Former Vice President Joe Biden was grilled Friday about the Obama administration’s record of detaining migrant children in what some lawmakers and activists have described as “cages” -- with the 2020 hopeful claiming the government did it to keep them “safe.”
Biden, who served as VP for both of then-President Barack Obama’s terms, has cited his experience as a reason he should be the Democratic nominee. But with the Democratic Party shifting to the left on matters related to immigration in recent years, he has faced increased scrutiny about the administration’s policies from those claiming they were cruel.
In an interview Friday posted on Facebook, Univision journalist Jorge Ramos took issue with a claim that Biden made in September in a debate in Houston that the Obama administration never put migrant children in cages -- in contrast to the Trump administration.
"What Latinos should look at is comparing this president to the president we have is outrageous," Biden said in September. "We didn't lock people in cages. We didn't separate families. We didn't do all of those things."
“You actually did,” Ramos said Friday, showing him a picture of an 8-year-old boy in McAllen, Texas, in 2014.
“What happened was all the unaccompanied children were coming across the border,” Biden said. “We tried to get them out, we kept them safe, and get them out of the detention center... run by Homeland Security and get them into communities as quickly as we can.”
The “cages” are detention centers in which there were also chain-link enclosures. The practice was carried out by both the Obama and Trump administrations, and Biden is correct that in both instances minors were held, in part, for their own safety. An Associated Press fact check last year noted that migrants were housed in the facilities and separated by both age and sex. Those facilities were built and used by the Obama administration, and the Trump administration used the same facilities.
But left-wing lawmakers and pro-immigration activists have accused both administrations, particularly the Trump administration, of “putting kids in cages."
The Trump administration ramped up the practice, in part because it was faced with a significant increase in family units at the border, and also drew controversy with its “zero-tolerance policy” that saw increased separations of minors from their parents and accompanying adults. Amid intense public criticism, the administration walked back the policy in 2018.
Biden, who has tried to tap into that criticism while running for the presidency, disagreed with Ramos’ assessment and instead claimed there were significant differences between the Democratic approach and the Trump administration’s approach.
"Many people would say they were cages," Ramos said.
“You know you’re not telling the truth here about the comparison of the two things,” Biden replied. “Look how quickly we got them out and got them back to families, look at how … we sought the relatives here, we sought to get them into safe communities.
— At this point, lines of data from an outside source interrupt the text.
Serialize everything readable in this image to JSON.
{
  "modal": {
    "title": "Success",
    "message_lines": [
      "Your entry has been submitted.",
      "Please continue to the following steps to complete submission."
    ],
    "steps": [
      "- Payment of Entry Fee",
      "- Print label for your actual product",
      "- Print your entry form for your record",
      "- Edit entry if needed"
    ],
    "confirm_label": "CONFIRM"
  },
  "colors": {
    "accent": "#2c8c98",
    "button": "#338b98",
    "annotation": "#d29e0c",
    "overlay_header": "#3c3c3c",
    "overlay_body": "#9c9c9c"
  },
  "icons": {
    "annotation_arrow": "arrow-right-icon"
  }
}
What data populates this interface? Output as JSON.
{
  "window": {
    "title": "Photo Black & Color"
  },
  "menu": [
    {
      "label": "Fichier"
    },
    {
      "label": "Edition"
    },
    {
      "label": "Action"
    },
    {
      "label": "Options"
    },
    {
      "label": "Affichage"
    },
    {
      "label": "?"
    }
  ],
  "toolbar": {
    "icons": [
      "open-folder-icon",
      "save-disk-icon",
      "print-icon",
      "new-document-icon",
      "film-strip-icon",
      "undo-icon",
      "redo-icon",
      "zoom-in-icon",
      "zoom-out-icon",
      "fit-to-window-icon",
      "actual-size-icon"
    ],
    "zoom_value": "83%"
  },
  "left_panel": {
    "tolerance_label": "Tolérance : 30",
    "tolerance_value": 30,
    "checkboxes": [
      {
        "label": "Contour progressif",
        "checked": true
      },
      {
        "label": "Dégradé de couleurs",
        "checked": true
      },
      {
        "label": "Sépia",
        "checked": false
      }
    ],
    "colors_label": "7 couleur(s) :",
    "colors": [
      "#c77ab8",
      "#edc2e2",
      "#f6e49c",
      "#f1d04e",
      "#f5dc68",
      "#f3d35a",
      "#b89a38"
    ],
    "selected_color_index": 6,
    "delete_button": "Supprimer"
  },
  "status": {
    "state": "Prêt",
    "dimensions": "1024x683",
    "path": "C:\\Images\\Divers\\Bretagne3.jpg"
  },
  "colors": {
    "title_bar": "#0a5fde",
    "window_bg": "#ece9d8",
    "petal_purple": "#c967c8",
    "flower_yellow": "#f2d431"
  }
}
We sought to get them out of the control of Homeland Security to get them safe.”
“But they came unaccompanied, unaccompanied,” he said, before saying he was responsible for $750 million in assistance to Central American countries to make it so people didn’t feel the need to migrate in the first place.
The exchange is a sign of the difficulty that candidates who hold a more moderate position on illegal immigration and other matters related to immigration could face. On Friday, Sen. Amy Klobuchar, D-Minn., backed away from a 2007 vote she made in which she voted to make English the national language of the U.S.
“I think that when you look at a state like this state, and a country like ours that is so diverse, you don't want to have that provision in law because then it would be very difficult to have, say, government documents and other things translated into other languages,” she said Friday in Nevada. “So that is not a position I take. I did vote that way, but way back then, along with many other people.”
The Associated Press contributed to this report.